In addition, synthetics work out cheaper. The filling itself is cheaper because it is made in 'volume'. The fabric used around a synthetic fill can also be cheaper because it doesn't have to be such a tight weave to be ""down-proof"". This can makes a synthetic bag useful for very wet conditions like snow caves. If you are going trekking or travelling, a synthetic bag may be worth considering as well. However, they will be heavier and they will be bulkier. They are also good for young kids who don't look after their gear so carefully. It is interesting that a lot of the bags sold in Europe are synthetic, but the buyers are usually fairly inexperienced walkers who stay in (heated) hostels and catered refuges.
Then there are the cheap synthetic bags, sold in places like K-Mart and so on for prices like $25. They sometimes even have a brushed cotton fabric inside, in pretty printed patterns. Well, I am sure they have their place somewhere, but ygwypf and I wouldn't even bother thinking about one for bushwalking. Maybe a heavy one might be suitable for car camping in the tropics.
Down vs Synthetics when wet
I mentioned above that the popular perception is that the insulation value of down collapses when it gets wet. Well, that's the theory, but is it true, or just a myth promulgated by the manufaturers of the synthetics? This was tested at Backpacking Light, and the results were quite startling. I will quote a small bit of the report ""Drying Characteristics of Select Lightweight Down and Synthetic Insulated Tops,"" by Don Wilson of Backpacking Light.

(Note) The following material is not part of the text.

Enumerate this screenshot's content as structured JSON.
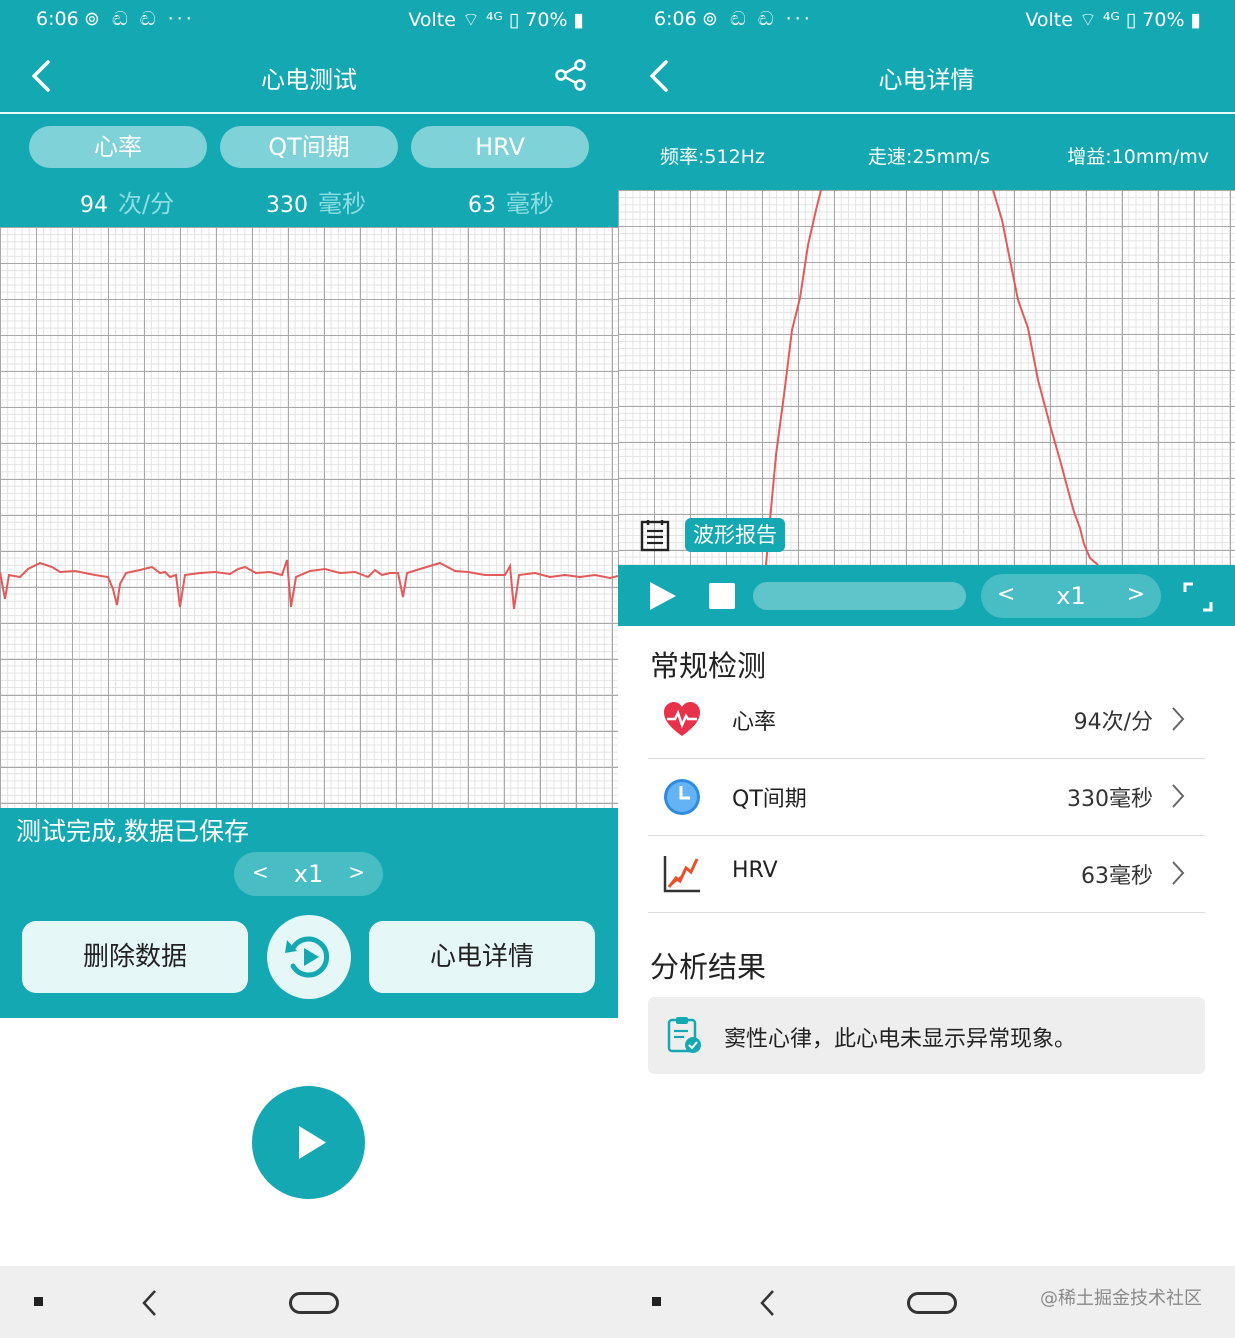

'The initial loft after soaking showed a dramatic difference between the Flash [down] and the Micropuff [synthetic] vests. When saturated, the loft of the Flash vest dropped to 0.25 inches, losing 87 percent of its dry loft. The Micropuff maintained 0.8 inches of loft, losing only 38 percent of its dry loft. [So far, according to plan - RNC]
A surprise discovery, the down Flash vest recovered its loft quickly. After 30 minutes its loft surpassed the [synthetic] Micropuff. This challenged our perception that a fully saturated down garment is worthless and takes forever to dry. After 40 minutes, both vests had recovered to between 80 and 90 percent of their maximum dry loft. Both vests were at full loft within 80 minutes.
In short, they found that the down jackets did not get as wet, and that the down dried as quickly as the synthetic. It may well be that the down used had retained some of its natural oils, and that this prevented the down from really getting wet. This is a good reason for never dry-cleaning any down gear, by the way. But it does suggets that down gear is more robust than some people make out